__WORK ORDER__. Report each line from the records where the string "icon" turns up.

*** Opening of EXTRACTED INFORMATION ***

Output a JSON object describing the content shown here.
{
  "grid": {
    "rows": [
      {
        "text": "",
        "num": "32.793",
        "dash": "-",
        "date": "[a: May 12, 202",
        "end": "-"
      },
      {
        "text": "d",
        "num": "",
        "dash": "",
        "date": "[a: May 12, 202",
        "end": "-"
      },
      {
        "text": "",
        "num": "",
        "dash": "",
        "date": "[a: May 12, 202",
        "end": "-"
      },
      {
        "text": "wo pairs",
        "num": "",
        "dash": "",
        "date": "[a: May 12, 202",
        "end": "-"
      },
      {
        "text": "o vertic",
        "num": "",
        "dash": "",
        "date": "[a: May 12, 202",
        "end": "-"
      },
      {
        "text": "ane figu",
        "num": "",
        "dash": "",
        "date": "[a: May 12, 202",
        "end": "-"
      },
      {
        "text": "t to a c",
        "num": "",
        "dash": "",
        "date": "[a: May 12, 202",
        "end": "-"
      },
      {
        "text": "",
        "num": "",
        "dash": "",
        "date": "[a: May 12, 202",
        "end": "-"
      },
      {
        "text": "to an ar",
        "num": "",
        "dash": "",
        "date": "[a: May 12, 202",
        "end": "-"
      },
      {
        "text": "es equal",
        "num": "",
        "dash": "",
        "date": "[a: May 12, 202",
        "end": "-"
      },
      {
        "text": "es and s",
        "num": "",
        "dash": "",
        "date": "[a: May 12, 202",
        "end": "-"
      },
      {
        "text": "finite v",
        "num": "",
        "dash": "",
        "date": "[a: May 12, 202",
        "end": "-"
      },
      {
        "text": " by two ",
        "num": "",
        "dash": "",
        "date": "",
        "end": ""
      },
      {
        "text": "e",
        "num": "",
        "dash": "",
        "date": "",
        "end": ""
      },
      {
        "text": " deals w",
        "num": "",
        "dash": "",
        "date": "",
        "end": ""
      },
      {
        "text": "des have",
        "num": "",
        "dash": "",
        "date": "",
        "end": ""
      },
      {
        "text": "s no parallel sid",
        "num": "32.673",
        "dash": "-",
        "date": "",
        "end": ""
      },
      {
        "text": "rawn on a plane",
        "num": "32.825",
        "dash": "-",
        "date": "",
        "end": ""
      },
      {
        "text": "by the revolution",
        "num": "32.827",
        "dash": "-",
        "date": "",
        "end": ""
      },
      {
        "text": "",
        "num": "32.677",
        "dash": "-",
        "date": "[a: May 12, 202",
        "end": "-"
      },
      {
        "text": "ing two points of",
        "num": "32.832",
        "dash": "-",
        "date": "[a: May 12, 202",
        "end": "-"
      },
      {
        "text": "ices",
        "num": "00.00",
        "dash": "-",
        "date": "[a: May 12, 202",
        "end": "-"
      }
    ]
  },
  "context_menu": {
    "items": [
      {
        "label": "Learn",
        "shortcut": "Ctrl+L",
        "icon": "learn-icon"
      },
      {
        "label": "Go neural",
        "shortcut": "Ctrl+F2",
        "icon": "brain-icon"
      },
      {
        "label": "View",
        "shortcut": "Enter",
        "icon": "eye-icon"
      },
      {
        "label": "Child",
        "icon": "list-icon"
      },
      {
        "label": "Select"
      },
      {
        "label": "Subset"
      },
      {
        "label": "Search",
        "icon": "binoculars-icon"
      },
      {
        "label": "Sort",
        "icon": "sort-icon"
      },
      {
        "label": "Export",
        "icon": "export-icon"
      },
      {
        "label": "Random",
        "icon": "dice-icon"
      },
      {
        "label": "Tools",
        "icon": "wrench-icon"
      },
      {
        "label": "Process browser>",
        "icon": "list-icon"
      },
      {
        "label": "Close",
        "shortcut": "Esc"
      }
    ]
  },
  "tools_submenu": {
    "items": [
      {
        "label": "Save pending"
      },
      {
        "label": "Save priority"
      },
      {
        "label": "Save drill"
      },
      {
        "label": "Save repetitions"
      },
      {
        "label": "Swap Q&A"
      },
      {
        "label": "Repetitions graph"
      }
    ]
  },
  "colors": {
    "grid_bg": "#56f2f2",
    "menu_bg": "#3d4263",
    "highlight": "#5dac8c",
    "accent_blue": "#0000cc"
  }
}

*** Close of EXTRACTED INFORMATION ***

__RESPONSE AREA__.
        "icon": "learn-icon"
        "icon": "brain-icon"
        "icon": "eye-icon"
        "icon": "list-icon"
        "icon": "binoculars-icon"
        "icon": "sort-icon"
        "icon": "export-icon"
        "icon": "dice-icon"
        "icon": "wrench-icon"
        "icon": "list-icon"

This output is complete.